[Problem statement]: The lines of the records that include "USDT" should all be copied.

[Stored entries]
+++

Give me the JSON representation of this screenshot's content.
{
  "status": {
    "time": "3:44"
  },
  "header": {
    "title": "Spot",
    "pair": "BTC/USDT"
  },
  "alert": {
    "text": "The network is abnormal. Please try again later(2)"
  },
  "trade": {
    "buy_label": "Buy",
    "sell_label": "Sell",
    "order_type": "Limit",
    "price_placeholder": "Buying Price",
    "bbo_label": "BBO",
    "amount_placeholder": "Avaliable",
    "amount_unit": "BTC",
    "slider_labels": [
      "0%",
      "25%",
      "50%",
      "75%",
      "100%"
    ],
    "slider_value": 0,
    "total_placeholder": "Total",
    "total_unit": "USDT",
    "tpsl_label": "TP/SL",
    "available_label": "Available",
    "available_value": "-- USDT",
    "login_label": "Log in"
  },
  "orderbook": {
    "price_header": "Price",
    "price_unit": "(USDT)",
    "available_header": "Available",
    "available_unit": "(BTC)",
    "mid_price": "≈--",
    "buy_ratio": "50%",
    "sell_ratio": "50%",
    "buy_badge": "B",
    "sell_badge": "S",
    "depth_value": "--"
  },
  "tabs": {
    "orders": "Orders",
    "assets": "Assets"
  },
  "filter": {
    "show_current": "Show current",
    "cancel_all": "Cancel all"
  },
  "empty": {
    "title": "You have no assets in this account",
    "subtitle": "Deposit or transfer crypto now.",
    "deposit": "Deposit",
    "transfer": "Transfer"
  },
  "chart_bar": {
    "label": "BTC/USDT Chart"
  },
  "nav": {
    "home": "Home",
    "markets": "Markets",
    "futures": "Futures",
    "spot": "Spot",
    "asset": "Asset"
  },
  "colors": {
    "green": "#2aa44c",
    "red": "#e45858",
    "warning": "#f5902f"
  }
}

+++

[Task answer]:
    "pair": "BTC/USDT"
    "total_unit": "USDT",
    "available_value": "-- USDT",
    "price_unit": "(USDT)",
    "label": "BTC/USDT Chart"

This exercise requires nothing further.